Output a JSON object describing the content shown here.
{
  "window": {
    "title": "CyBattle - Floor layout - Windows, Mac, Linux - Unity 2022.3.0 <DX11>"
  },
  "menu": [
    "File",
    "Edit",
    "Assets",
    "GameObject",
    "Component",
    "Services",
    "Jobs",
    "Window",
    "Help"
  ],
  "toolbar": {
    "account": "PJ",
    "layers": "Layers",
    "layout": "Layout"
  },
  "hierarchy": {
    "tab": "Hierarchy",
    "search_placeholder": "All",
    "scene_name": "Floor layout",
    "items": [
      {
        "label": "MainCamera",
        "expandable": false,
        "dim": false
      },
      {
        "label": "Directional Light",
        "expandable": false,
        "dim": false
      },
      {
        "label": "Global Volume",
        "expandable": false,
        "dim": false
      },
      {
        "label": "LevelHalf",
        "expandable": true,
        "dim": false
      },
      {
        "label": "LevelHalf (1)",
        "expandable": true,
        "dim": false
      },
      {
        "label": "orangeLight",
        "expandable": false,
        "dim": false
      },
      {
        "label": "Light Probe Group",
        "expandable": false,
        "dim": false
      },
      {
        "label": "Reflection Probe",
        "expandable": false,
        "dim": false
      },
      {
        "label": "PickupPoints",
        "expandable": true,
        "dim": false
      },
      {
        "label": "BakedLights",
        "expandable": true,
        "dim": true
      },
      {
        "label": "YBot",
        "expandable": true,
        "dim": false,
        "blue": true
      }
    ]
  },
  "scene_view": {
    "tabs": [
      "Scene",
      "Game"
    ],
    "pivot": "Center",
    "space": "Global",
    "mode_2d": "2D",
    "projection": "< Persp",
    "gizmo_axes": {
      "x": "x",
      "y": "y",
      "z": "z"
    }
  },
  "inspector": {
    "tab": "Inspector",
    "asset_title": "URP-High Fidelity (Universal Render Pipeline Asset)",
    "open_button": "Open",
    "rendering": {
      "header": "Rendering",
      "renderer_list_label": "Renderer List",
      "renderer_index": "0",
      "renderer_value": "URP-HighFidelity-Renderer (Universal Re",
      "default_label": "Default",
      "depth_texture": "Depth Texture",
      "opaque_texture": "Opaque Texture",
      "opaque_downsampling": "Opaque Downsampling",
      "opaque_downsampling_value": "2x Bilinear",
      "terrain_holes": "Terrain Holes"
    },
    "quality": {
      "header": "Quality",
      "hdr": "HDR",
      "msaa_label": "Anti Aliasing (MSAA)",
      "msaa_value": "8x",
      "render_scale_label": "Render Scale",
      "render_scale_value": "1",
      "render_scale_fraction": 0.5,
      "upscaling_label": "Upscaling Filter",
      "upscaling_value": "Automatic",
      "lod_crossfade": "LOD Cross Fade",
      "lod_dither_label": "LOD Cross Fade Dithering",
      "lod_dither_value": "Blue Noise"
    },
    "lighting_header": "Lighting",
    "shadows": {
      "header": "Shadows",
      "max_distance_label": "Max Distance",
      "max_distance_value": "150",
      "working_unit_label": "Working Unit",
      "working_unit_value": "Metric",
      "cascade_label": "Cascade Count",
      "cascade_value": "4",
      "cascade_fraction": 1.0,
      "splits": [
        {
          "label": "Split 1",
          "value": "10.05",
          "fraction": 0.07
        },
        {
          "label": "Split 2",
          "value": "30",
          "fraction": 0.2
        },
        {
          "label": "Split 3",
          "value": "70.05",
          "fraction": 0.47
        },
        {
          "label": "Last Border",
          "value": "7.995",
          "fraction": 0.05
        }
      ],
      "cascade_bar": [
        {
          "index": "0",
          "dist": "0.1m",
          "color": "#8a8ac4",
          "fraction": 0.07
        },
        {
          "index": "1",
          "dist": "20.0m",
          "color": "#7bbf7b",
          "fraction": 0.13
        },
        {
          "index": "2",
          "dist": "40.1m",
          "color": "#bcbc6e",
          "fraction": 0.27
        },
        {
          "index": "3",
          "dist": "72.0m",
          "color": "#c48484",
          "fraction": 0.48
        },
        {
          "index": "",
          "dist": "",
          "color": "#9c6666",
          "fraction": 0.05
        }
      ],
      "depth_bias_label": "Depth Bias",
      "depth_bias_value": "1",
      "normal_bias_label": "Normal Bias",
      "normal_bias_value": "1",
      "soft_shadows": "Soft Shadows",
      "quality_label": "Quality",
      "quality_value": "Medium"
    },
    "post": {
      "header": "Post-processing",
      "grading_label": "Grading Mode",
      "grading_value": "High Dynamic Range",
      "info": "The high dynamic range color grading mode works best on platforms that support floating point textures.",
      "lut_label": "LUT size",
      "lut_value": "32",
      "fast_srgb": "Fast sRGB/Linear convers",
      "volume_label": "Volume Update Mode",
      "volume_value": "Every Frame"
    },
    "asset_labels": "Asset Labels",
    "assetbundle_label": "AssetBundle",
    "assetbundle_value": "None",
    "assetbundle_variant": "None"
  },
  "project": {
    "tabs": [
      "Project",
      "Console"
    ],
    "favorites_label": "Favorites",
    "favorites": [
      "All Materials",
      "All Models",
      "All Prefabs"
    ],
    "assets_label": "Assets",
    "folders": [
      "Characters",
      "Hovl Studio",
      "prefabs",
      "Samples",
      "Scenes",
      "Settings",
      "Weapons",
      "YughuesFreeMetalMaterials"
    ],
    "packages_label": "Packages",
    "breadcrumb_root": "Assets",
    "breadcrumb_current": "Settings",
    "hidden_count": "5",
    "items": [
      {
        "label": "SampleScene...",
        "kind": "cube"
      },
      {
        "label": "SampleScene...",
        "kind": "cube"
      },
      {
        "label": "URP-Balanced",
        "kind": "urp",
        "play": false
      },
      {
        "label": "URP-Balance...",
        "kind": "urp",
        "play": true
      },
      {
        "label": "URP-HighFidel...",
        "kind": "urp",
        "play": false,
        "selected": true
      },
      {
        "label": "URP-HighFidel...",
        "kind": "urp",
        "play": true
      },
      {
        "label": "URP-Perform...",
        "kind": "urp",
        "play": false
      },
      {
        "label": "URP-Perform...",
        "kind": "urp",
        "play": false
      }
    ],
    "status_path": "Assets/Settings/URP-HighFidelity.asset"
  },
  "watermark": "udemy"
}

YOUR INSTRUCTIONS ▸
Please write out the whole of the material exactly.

YOUR SOLUTION ▸
Output a JSON object describing the content shown here.
{
  "window": {
    "title": "CyBattle - Floor layout - Windows, Mac, Linux - Unity 2022.3.0 <DX11>"
  },
  "menu": [
    "File",
    "Edit",
    "Assets",
    "GameObject",
    "Component",
    "Services",
    "Jobs",
    "Window",
    "Help"
  ],
  "toolbar": {
    "account": "PJ",
    "layers": "Layers",
    "layout": "Layout"
  },
  "hierarchy": {
    "tab": "Hierarchy",
    "search_placeholder": "All",
    "scene_name": "Floor layout",
    "items": [
      {
        "label": "MainCamera",
        "expandable": false,
        "dim": false
      },
      {
        "label": "Directional Light",
        "expandable": false,
        "dim": false
      },
      {
        "label": "Global Volume",
        "expandable": false,
        "dim": false
      },
      {
        "label": "LevelHalf",
        "expandable": true,
        "dim": false
      },
      {
        "label": "LevelHalf (1)",
        "expandable": true,
        "dim": false
      },
      {
        "label": "orangeLight",
        "expandable": false,
        "dim": false
      },
      {
        "label": "Light Probe Group",
        "expandable": false,
        "dim": false
      },
      {
        "label": "Reflection Probe",
        "expandable": false,
        "dim": false
      },
      {
        "label": "PickupPoints",
        "expandable": true,
        "dim": false
      },
      {
        "label": "BakedLights",
        "expandable": true,
        "dim": true
      },
      {
        "label": "YBot",
        "expandable": true,
        "dim": false,
        "blue": true
      }
    ]
  },
  "scene_view": {
    "tabs": [
      "Scene",
      "Game"
    ],
    "pivot": "Center",
    "space": "Global",
    "mode_2d": "2D",
    "projection": "< Persp",
    "gizmo_axes": {
      "x": "x",
      "y": "y",
      "z": "z"
    }
  },
  "inspector": {
    "tab": "Inspector",
    "asset_title": "URP-High Fidelity (Universal Render Pipeline Asset)",
    "open_button": "Open",
    "rendering": {
      "header": "Rendering",
      "renderer_list_label": "Renderer List",
      "renderer_index": "0",
      "renderer_value": "URP-HighFidelity-Renderer (Universal Re",
      "default_label": "Default",
      "depth_texture": "Depth Texture",
      "opaque_texture": "Opaque Texture",
      "opaque_downsampling": "Opaque Downsampling",
      "opaque_downsampling_value": "2x Bilinear",
      "terrain_holes": "Terrain Holes"
    },
    "quality": {
      "header": "Quality",
      "hdr": "HDR",
      "msaa_label": "Anti Aliasing (MSAA)",
      "msaa_value": "8x",
      "render_scale_label": "Render Scale",
      "render_scale_value": "1",
      "render_scale_fraction": 0.5,
      "upscaling_label": "Upscaling Filter",
      "upscaling_value": "Automatic",
      "lod_crossfade": "LOD Cross Fade",
      "lod_dither_label": "LOD Cross Fade Dithering",
      "lod_dither_value": "Blue Noise"
    },
    "lighting_header": "Lighting",
    "shadows": {
      "header": "Shadows",
      "max_distance_label": "Max Distance",
      "max_distance_value": "150",
      "working_unit_label": "Working Unit",
      "working_unit_value": "Metric",
      "cascade_label": "Cascade Count",
      "cascade_value": "4",
      "cascade_fraction": 1.0,
      "splits": [
        {
          "label": "Split 1",
          "value": "10.05",
          "fraction": 0.07
        },
        {
          "label": "Split 2",
          "value": "30",
          "fraction": 0.2
        },
        {
          "label": "Split 3",
          "value": "70.05",
          "fraction": 0.47
        },
        {
          "label": "Last Border",
          "value": "7.995",
          "fraction": 0.05
        }
      ],
      "cascade_bar": [
        {
          "index": "0",
          "dist": "0.1m",
          "color": "#8a8ac4",
          "fraction": 0.07
        },
        {
          "index": "1",
          "dist": "20.0m",
          "color": "#7bbf7b",
          "fraction": 0.13
        },
        {
          "index": "2",
          "dist": "40.1m",
          "color": "#bcbc6e",
          "fraction": 0.27
        },
        {
          "index": "3",
          "dist": "72.0m",
          "color": "#c48484",
          "fraction": 0.48
        },
        {
          "index": "",
          "dist": "",
          "color": "#9c6666",
          "fraction": 0.05
        }
      ],
      "depth_bias_label": "Depth Bias",
      "depth_bias_value": "1",
      "normal_bias_label": "Normal Bias",
      "normal_bias_value": "1",
      "soft_shadows": "Soft Shadows",
      "quality_label": "Quality",
      "quality_value": "Medium"
    },
    "post": {
      "header": "Post-processing",
      "grading_label": "Grading Mode",
      "grading_value": "High Dynamic Range",
      "info": "The high dynamic range color grading mode works best on platforms that support floating point textures.",
      "lut_label": "LUT size",
      "lut_value": "32",
      "fast_srgb": "Fast sRGB/Linear convers",
      "volume_label": "Volume Update Mode",
      "volume_value": "Every Frame"
    },
    "asset_labels": "Asset Labels",
    "assetbundle_label": "AssetBundle",
    "assetbundle_value": "None",
    "assetbundle_variant": "None"
  },
  "project": {
    "tabs": [
      "Project",
      "Console"
    ],
    "favorites_label": "Favorites",
    "favorites": [
      "All Materials",
      "All Models",
      "All Prefabs"
    ],
    "assets_label": "Assets",
    "folders": [
      "Characters",
      "Hovl Studio",
      "prefabs",
      "Samples",
      "Scenes",
      "Settings",
      "Weapons",
      "YughuesFreeMetalMaterials"
    ],
    "packages_label": "Packages",
    "breadcrumb_root": "Assets",
    "breadcrumb_current": "Settings",
    "hidden_count": "5",
    "items": [
      {
        "label": "SampleScene...",
        "kind": "cube"
      },
      {
        "label": "SampleScene...",
        "kind": "cube"
      },
      {
        "label": "URP-Balanced",
        "kind": "urp",
        "play": false
      },
      {
        "label": "URP-Balance...",
        "kind": "urp",
        "play": true
      },
      {
        "label": "URP-HighFidel...",
        "kind": "urp",
        "play": false,
        "selected": true
      },
      {
        "label": "URP-HighFidel...",
        "kind": "urp",
        "play": true
      },
      {
        "label": "URP-Perform...",
        "kind": "urp",
        "play": false
      },
      {
        "label": "URP-Perform...",
        "kind": "urp",
        "play": false
      }
    ],
    "status_path": "Assets/Settings/URP-HighFidelity.asset"
  },
  "watermark": "udemy"
}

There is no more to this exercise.